Stored records:
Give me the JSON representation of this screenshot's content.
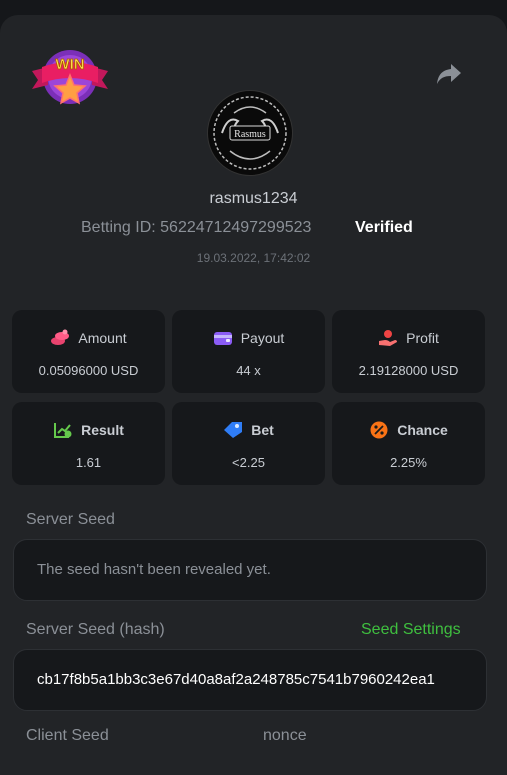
{
  "user": {
    "name": "rasmus1234",
    "betting_id": "Betting ID: 56224712497299523",
    "verified": "Verified",
    "datetime": "19.03.2022, 17:42:02",
    "avatar_text": "Rasmus"
  },
  "badge": {
    "text": "WIN"
  },
  "stats": {
    "amount": {
      "label": "Amount",
      "value": "0.05096000 USD",
      "icon": "coins-icon"
    },
    "payout": {
      "label": "Payout",
      "value": "44 x",
      "icon": "wallet-icon"
    },
    "profit": {
      "label": "Profit",
      "value": "2.19128000 USD",
      "icon": "hand-coin-icon"
    },
    "result": {
      "label": "Result",
      "value": "1.61",
      "icon": "chart-check-icon"
    },
    "bet": {
      "label": "Bet",
      "value": "<2.25",
      "icon": "ticket-icon"
    },
    "chance": {
      "label": "Chance",
      "value": "2.25%",
      "icon": "percent-icon"
    }
  },
  "server_seed": {
    "label": "Server Seed",
    "value": "The seed hasn't been revealed yet."
  },
  "server_seed_hash": {
    "label": "Server Seed (hash)",
    "settings_link": "Seed Settings",
    "value": "cb17f8b5a1bb3c3e67d40a8af2a248785c7541b7960242ea1"
  },
  "client_seed": {
    "label": "Client Seed"
  },
  "nonce": {
    "label": "nonce"
  },
  "colors": {
    "accent_green": "#3fbf3f",
    "panel": "#222427",
    "card": "#16181b"
  }
}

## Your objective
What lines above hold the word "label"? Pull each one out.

## Task output
      "label": "Amount",
      "label": "Payout",
      "label": "Profit",
      "label": "Result",
      "label": "Bet",
      "label": "Chance",
    "label": "Server Seed",
    "label": "Server Seed (hash)",
    "label": "Client Seed"
    "label": "nonce"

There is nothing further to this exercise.